Cost effective and customised. These two requirements are usually at opposite ends of the scale, but Bill McCorkell of Archiblox has created a housing solution that delivers both. Archiblox is a prefabricated modular building system that streamlines the design and construction process, providing cost-effective and customised architect-designed homes.
“I’ve always been interested in technology and innovation and doing things differently,” says Bill, who comes from both a construction and architecture background. “We wanted to make architecture affordable and accessible and control the client’s journey from contract through to completion.”
The Archiblox system is like solving a puzzle for a particular site, brief and lifestyle. There are essentially 50 different modules that are configured to create the floor plan and volumes of the house, which can then be customised further. With each home able to be designed, delivered and built in 12 to 28 weeks, lightweight materials for ease of construction, minimising waste (materials and labour) and high-quality design are of primary importance.
The façades of each module are based on the idea of breaking down the barriers of external and internal space. “We’ve tried to resonate the Australian honesty of materials in the buildings to create a seamless flow from inside to outside,” Bill explains. Each also has a strong focus on sustainable design principles, creating a place of active refuge rather than passive occupation. “The most sustainable house is one that requires interaction from the client. It’s not about passive life, it’s about active life so our clients are quite active in what they do.”
While the houses are built from a set of prefabricated modules, each is realised quite differently. One of Archiblox’s recent projects is in Avalon, Sydney, where a two-bedroom house is situated on a sloping site. Elevated on structural posts, the module touches the earth lightly while a green roof merges its form with the landscape. Similarly, in Clydesdale, Victoria, a two-bedroom house, with a main living module and guest pod, blends with its rural surroundings and takes advantage of 270-degree views.
Bill also incorporated a module to extend his family’s Victorian weatherboard home in Balaclava, Melbourne.
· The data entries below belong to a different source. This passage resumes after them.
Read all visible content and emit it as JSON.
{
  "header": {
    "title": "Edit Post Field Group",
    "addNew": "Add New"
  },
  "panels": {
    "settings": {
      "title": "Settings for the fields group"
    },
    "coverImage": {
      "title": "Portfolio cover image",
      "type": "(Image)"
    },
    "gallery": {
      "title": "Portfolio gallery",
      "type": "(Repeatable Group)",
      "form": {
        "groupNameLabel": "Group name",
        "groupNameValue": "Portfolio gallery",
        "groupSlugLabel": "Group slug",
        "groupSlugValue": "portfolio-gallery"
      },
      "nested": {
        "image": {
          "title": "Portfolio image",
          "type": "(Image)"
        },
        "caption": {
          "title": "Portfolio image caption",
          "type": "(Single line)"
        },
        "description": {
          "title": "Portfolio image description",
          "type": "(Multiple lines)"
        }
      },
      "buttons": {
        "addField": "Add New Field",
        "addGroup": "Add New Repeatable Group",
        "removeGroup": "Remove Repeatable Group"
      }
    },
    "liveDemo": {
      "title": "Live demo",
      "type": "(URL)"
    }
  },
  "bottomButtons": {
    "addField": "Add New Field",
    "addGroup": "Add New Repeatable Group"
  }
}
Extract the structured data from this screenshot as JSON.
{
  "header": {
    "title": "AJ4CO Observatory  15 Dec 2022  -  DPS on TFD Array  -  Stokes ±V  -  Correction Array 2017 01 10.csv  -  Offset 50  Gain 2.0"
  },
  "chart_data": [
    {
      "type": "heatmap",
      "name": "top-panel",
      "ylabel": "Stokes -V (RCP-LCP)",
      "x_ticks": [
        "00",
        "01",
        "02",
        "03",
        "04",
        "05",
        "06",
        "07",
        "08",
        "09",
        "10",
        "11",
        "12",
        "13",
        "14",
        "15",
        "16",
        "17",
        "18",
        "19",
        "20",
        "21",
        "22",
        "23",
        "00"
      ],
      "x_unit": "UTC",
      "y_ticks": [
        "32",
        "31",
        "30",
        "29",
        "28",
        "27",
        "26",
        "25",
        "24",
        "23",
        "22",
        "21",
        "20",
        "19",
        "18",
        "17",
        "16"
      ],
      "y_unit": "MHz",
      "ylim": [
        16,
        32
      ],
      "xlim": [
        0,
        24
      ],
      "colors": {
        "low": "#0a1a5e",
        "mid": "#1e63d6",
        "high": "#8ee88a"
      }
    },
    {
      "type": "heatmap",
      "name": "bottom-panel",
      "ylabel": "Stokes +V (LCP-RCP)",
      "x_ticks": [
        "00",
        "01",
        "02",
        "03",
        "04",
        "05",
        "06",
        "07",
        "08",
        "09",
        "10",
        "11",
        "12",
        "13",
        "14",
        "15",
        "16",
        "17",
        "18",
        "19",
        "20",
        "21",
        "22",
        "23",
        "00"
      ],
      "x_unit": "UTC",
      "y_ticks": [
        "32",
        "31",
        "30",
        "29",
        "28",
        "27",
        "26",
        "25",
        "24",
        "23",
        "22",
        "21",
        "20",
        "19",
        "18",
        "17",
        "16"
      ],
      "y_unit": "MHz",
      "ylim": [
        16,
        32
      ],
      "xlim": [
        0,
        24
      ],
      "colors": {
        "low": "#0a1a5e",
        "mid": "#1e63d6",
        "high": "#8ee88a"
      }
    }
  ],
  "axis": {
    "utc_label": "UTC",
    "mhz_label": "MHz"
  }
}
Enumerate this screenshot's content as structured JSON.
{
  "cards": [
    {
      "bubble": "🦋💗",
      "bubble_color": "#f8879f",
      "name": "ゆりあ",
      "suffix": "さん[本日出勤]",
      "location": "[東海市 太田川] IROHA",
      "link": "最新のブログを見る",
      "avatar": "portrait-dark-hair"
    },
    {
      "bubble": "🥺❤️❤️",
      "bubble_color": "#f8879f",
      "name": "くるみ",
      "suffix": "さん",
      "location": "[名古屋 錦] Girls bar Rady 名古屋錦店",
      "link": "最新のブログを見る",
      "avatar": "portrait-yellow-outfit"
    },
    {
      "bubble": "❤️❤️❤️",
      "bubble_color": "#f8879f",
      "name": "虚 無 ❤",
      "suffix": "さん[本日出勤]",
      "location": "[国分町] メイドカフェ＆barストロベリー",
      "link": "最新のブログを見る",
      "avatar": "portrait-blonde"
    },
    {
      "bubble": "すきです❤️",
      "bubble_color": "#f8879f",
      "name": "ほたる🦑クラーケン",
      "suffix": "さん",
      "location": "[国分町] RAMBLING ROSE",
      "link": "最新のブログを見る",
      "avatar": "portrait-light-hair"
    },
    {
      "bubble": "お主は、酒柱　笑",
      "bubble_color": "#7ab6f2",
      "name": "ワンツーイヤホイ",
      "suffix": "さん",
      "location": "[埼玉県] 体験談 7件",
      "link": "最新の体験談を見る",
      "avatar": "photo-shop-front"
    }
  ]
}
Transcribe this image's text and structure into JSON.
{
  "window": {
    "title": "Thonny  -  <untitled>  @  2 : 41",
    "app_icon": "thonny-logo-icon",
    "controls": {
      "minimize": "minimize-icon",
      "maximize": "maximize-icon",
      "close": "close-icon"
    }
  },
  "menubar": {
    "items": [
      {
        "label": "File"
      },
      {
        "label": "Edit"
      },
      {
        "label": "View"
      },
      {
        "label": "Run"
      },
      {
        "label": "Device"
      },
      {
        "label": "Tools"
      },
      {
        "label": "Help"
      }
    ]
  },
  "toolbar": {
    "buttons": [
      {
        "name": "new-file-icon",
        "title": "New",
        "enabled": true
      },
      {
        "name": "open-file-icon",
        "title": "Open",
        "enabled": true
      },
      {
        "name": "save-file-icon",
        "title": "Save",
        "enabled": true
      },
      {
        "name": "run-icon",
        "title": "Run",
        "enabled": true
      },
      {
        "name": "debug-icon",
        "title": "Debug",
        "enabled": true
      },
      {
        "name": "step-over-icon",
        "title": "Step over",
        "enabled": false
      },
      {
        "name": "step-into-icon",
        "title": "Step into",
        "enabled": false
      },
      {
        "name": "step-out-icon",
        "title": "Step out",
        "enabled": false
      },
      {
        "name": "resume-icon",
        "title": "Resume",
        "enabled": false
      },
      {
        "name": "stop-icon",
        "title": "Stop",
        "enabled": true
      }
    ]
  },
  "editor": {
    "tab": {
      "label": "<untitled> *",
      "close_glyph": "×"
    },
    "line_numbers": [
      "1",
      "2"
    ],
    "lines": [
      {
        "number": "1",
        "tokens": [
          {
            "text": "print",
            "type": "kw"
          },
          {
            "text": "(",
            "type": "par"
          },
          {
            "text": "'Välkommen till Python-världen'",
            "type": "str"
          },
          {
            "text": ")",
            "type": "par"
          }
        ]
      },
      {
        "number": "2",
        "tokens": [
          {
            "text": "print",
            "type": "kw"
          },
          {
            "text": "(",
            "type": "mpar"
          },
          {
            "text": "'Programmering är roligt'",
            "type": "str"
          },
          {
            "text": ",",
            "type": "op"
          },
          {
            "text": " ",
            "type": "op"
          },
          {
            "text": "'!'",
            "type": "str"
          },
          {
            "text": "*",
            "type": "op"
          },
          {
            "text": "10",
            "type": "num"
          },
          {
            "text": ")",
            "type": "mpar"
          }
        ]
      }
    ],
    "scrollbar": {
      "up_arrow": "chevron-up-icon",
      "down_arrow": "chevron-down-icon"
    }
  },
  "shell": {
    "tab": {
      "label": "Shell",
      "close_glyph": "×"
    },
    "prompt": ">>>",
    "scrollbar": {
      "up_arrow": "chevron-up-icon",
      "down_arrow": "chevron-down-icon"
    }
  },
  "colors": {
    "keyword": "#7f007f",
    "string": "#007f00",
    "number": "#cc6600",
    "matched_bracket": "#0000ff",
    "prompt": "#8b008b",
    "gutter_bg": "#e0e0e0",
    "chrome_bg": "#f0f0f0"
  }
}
Combining the module, existing home and a site-built addition, the modern two-level extension is a seamless integration of indoor and outdoor space and new and existing architecture.
Archiblox is working on a ream of new houses to be realised in the next 6 to 12 months that are different still to those already completed. “I’m really confident the next round will continue to surpass what we’ve already done,” Bill says.
Words by Rebecca Gross
Photgraphy by Tom Ross
Cover image by Tatjana Plitt